(Data about app and page elements)

* * * * * * * * *

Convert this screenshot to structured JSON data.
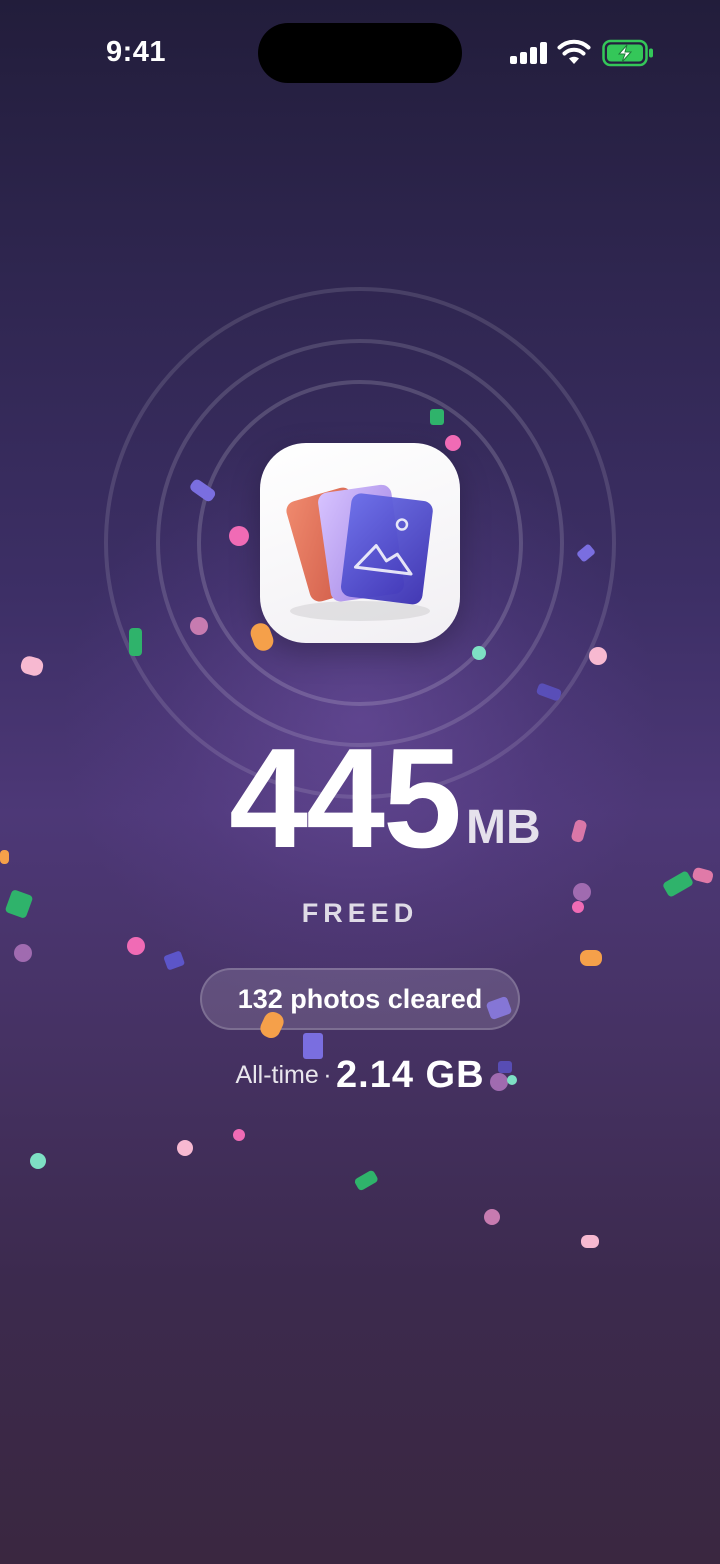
{
  "status_bar": {
    "time": "9:41",
    "icons": [
      "cellular-signal-icon",
      "wifi-icon",
      "battery-charging-icon"
    ],
    "battery_color": "#34c759"
  },
  "result": {
    "amount": "445",
    "unit": "MB",
    "label": "FREED",
    "photos_cleared": "132 photos cleared",
    "alltime_label": "All-time",
    "alltime_separator": "·",
    "alltime_value": "2.14 GB"
  },
  "app_icon": {
    "name": "photo-cards-icon"
  },
  "colors": {
    "background_top": "#221d3b",
    "background_mid": "#4d3877",
    "background_bottom": "#3a2740",
    "confetti": [
      "#f06bb5",
      "#2fb36b",
      "#7a6ee0",
      "#f5a04a",
      "#7ee0c4",
      "#f7b9d1",
      "#a06bb0"
    ]
  }
}
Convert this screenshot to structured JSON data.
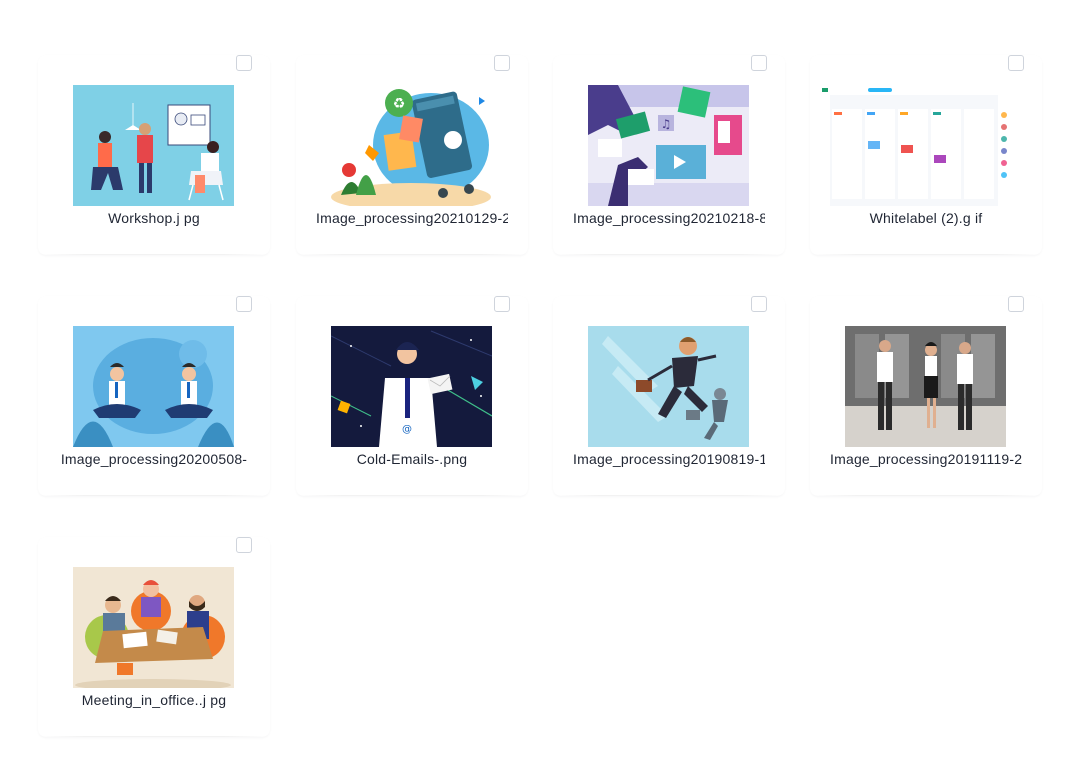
{
  "files": [
    {
      "name": "Workshop.j pg",
      "thumb": "workshop-illustration"
    },
    {
      "name": "Image_processing20210129-2",
      "thumb": "recycle-bin-illustration"
    },
    {
      "name": "Image_processing20210218-8",
      "thumb": "gallery-hands-illustration"
    },
    {
      "name": "Whitelabel (2).g if",
      "thumb": "dashboard-screenshot"
    },
    {
      "name": "Image_processing20200508-",
      "thumb": "meditation-illustration"
    },
    {
      "name": "Cold-Emails-.png",
      "thumb": "space-email-illustration"
    },
    {
      "name": "Image_processing20190819-1",
      "thumb": "running-businessman-illustration"
    },
    {
      "name": "Image_processing20191119-2",
      "thumb": "office-people-illustration"
    },
    {
      "name": "Meeting_in_office..j pg",
      "thumb": "meeting-table-illustration"
    }
  ],
  "colors": {
    "checkbox_border": "#cfd4dc",
    "filename_text": "#1f2533",
    "background": "#ffffff"
  }
}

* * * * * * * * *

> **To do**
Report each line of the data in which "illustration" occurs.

> **Solution below**
      "thumb": "workshop-illustration"
      "thumb": "recycle-bin-illustration"
      "thumb": "gallery-hands-illustration"
      "thumb": "meditation-illustration"
      "thumb": "space-email-illustration"
      "thumb": "running-businessman-illustration"
      "thumb": "office-people-illustration"
      "thumb": "meeting-table-illustration"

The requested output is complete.